Last month Jennifer James traveled to Ethiopia to observe Save the Children’s work with frontline health workers. She, along with three US-based pediatric and obstetric nurses, visited health facilities in Addis Ababa and Hawassa.
Throughout my brief travels in Ethiopia with Save the Children last month I was heartened to see that both hospitals we visited, Black Lion hospital in Addis Ababa and Bishoftu hospital in Debre Zeyit, had a dedicated “Kangaroo Mother Care” (the practice of wrapping ones’ baby to ones’ bare chest and breastfeeding exclusively) unit. Black Lion hospital, one of the leading in Ethiopia, boasted a larger unit than the other, but not by much. It had a maximum capacity of four mothers, each of whom occupied a bed in a narrow, small room with a single window. Bishoftu hospital accommodated two.
In each unit at both hospitals each tiny baby was wrapped closely on his or her mother’s body, not making a sound, eyes closed, resting peacefully. We saw hope in each of the mothers’ eyes, knowing they are doing the best they can to keep their babies alive.
Kangaroo Mother Care has been proven to be an effective method to improve the chance of survival for the 15 million babies who are born too soon each year. Not only does it promote skin-to-skin contact and exclusive breastfeeding, it also prevents hypothermia and reduces infections. In fact, according to Save the Children, this type of care reduces newborn deaths by more than 50 percent.

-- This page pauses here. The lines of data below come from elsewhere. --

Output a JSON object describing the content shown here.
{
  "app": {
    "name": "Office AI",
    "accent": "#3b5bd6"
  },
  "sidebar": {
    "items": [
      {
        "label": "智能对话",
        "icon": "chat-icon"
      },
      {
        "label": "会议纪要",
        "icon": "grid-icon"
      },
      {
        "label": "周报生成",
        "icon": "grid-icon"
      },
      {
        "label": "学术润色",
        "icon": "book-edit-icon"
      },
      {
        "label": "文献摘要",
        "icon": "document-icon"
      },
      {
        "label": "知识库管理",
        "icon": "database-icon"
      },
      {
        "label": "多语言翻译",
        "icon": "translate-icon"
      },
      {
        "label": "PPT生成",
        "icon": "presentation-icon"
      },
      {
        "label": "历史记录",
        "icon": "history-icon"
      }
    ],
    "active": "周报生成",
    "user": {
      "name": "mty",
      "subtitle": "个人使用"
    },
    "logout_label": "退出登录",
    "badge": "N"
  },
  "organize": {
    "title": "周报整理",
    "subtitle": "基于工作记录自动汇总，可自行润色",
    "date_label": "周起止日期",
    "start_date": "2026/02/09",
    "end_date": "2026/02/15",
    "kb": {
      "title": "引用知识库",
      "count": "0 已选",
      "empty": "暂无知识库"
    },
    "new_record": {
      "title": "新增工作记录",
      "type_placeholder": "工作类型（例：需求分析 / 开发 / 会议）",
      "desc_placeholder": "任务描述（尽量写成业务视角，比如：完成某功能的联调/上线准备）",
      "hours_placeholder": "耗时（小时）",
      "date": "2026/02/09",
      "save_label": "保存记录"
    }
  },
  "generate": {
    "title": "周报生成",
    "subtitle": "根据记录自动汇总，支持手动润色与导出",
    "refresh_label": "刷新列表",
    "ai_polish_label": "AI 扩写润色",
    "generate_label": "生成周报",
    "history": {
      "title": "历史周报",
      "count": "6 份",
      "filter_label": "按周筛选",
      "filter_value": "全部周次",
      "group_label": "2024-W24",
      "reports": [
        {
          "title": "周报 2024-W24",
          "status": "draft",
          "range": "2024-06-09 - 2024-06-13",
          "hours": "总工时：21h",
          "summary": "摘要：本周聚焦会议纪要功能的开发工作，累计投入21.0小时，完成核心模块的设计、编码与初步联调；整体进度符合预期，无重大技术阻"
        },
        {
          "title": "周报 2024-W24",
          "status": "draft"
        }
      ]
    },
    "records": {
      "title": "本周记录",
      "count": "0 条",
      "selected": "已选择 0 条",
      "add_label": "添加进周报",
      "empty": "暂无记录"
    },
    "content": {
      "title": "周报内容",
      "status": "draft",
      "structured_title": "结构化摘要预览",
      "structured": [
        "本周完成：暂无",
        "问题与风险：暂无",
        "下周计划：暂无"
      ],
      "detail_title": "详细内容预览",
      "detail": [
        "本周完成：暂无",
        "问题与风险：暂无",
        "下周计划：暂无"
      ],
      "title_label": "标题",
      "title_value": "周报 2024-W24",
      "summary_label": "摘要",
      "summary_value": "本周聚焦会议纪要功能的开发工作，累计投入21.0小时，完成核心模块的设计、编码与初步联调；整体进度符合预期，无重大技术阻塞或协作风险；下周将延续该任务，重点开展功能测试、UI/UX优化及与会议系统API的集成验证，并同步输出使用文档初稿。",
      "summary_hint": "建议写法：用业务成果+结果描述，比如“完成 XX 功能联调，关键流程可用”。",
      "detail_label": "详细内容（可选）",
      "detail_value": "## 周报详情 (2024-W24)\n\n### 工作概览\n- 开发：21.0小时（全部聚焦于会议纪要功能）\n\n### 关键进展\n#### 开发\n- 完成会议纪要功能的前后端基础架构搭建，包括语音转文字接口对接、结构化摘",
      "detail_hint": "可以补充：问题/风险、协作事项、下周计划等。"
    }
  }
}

In middle and poor-income countries Kangaroo Mother Care is keeping babies alive, especially where resources for premature babies are scarce.
One mother in the Addis Kangaroo Mother Care unit, however, the doctor told us, was “from the country”. Her baby was wrapped tightly in a blanket and was simply lying beside her. When we came in the nurses were tending to her baby. I didn’t ask details about why that mother in particular wasn’t practicing Kangaroo Mother Care. Judging from the traditional tattoos along her jawline and knowing she was from a rural area, it likely went against her tradition of allowing others to see her body. While Kangaroo Mother Care works and is WHO recommended for premature and low birth-rate babies, there are cultural and educational hurdles that stand in the way of it being more widely accepted.
Although we saw Kangaroo Mother Care practiced at these health facilities, it is far from ubiquitous across the entire country. In local settings, frontline health workers are taking on the task of teaching women kangaroo mother care at home in order to keep their babies alive who are born prematurely. This is important in Ethiopia as over 90 percent of women deliver their babies at home.
The five babies we saw were clearly benefitting from this care -- though there is no way of knowing whether they survived, of course. The probability that they will survive, however, significantly increases when something as simple as being wrapped and held close to his or her mother’s body occurs.
To learn more about frontline health workers and their importance to communities visit Save the Children’s site, Every Beat Matters.